OTTAWA – The Crown will wrap up its influence-peddling case against Ottawa Mayor Larry O’Brien this week in what has been a fascinating peek behind the capital’s political curtain.
The trial centres on a federal appointment allegedly dangled by O’Brien to entice fellow right-of-centre mayoral candidate Terry Kilrea to leave the 2006 municipal race.
As such, the storyline to date reads like a bare-knuckle, bush-league version of the cloak-and-dagger game more often played in the shadow of the Peace Tower.
“I’m a novice in the politics game,” the court heard O’Brien telling police in his videotaped interview from 2007.
“The real rookie mistake was me even talking to this guy (Kilrea) because I had the feeling at some point that there was a bit of baiting going on.”
Just who was being baited and who was doing the fishing must be sorted out by Judge Douglas Cunningham, the associate chief justice of Ontario Superior Court.
To that end, the testimony so far has not been uniformly illuminating.
“I can say the Conservative party of Ontario and Canada doesn’t get involved in municipal elections,” influential Tory cabinet minister John Baird testified, under oath, at O’Brien’s trial last week.
It was just one of a daily litany of counter-intuitive statements to fog the Elgin Street courthouse, just five blocks from Parliament Hill.
The Conservative party may not have involved itself in Ottawa’s 2006 mayoral race, but federal Conservative players were everywhere.
The trial will hear Monday from the party’s former chief pollster, Dimitri Pantazopoulos, who Kilrea alleges served as a go-between.
That testimony will be followed on Tuesday by John Reynolds, a former interim party leader and the campaign co-chair of Prime Minister Stephen Harper’s 2006 ascent to power.
Kilrea alleges that O’Brien name-dropped Reynolds in suggesting he could engineer an appointment to the National Parole Board.
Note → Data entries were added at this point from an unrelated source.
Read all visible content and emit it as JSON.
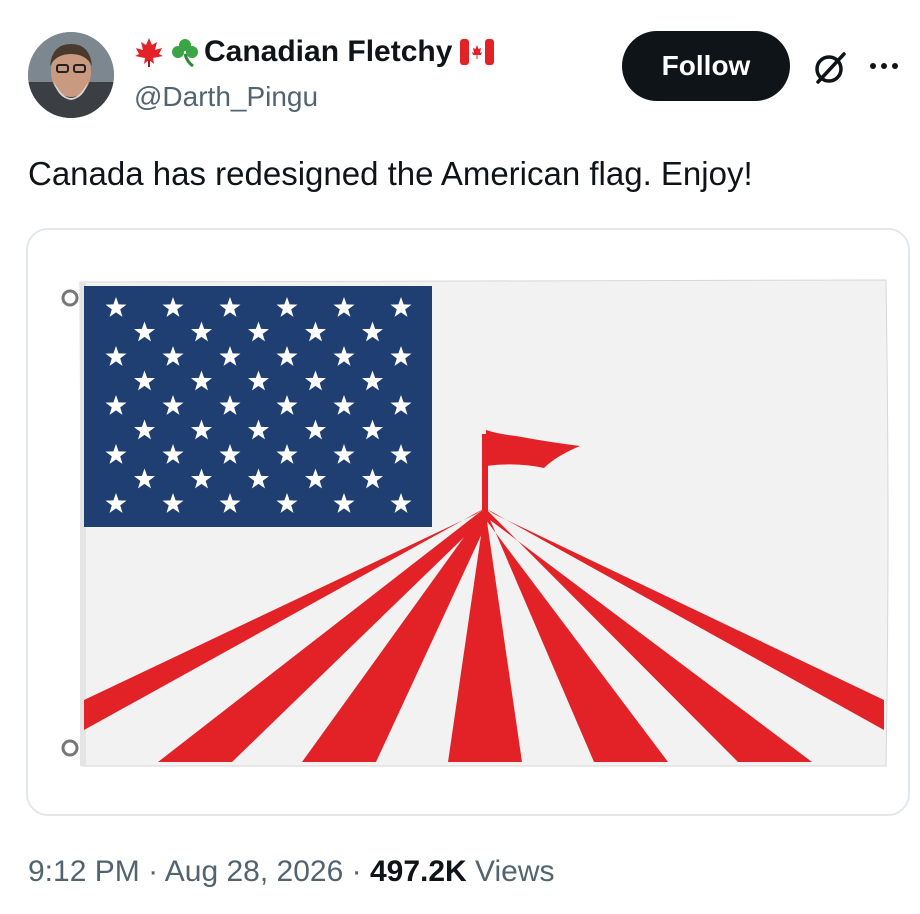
{
  "author": {
    "display_name": "Canadian Fletchy",
    "handle": "@Darth_Pingu",
    "name_emojis": [
      "maple-leaf",
      "shamrock",
      "canada-flag"
    ]
  },
  "actions": {
    "follow_label": "Follow"
  },
  "tweet": {
    "text": "Canada has redesigned the American flag. Enjoy!"
  },
  "meta": {
    "time": "9:12 PM",
    "separator": "·",
    "date": "Aug 28, 2026",
    "views_count": "497.2K",
    "views_label": "Views"
  },
  "colors": {
    "flag_blue": "#1f3f73",
    "flag_red": "#e32227",
    "flag_white": "#f2f2f2",
    "button_bg": "#0f1419",
    "secondary_text": "#536471"
  }
}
O’Brien, meanwhile, told police it was Reynolds who advised him any such appointment offer would be illegal – causing the very notion to die within hours of Kilrea raising it.
Reynolds, if he holds true to his public statements of March 2007, will testify he made no recommendation to anyone of an appointment for Kilrea – but that he very well might have, if O’Brien had ever asked.
“If Larry said to him, ‘Hey, I can talk to John Reynolds and put your name in,’ that would be a fair statement, a fair thing to do,” Reynolds told The Canadian Press at the time.
“But I never did (forward Kilrea’s name), so I doubt that he asked me. I would have done it.”
Finally, the prosecution case is expected to wrap up Wednesday and will likely conclude with evidence from Heather Tessier – the personal embodiment of this trial’s Tory entanglements.
Tessier, O’Brien’s niece, was one of Kilrea’s key campaign workers. She’s also the former assistant to local Conservative MP Pierre Poilievre, who currently serves as Harper’s parliamentary secretary.
What is not in dispute at the trial is that prominent local Tories Baird and Poilievre initially backed Kilrea’s mayoral ambitions, agreeing to help him raise funds and appearing at Kilrea community events.
There’s also little dispute that when O’Brien, a high-tech millionaire, decided to throw his hat in the ring, he was considered a superior right-wing candidate.
Lisa MacLeod, the Ontario MPP who previously worked for both Baird and Poilievre, called O’Brien “just a breath of fresh air” in testimony at trial.
O’Brien himself described Kilrea to police as “a bit of a buffoon” – a point O’Brien’s defence lawyer assiduously explored during days of wince-worthy cross-examination.
One question left unasked at the trial is why such savvy politicos as Baird and Poilievre ever backed Kilrea for mayor of Canada’s fourth largest city. Baird, after all, testified at trial that Kilrea simply wasn’t up to a parole board job.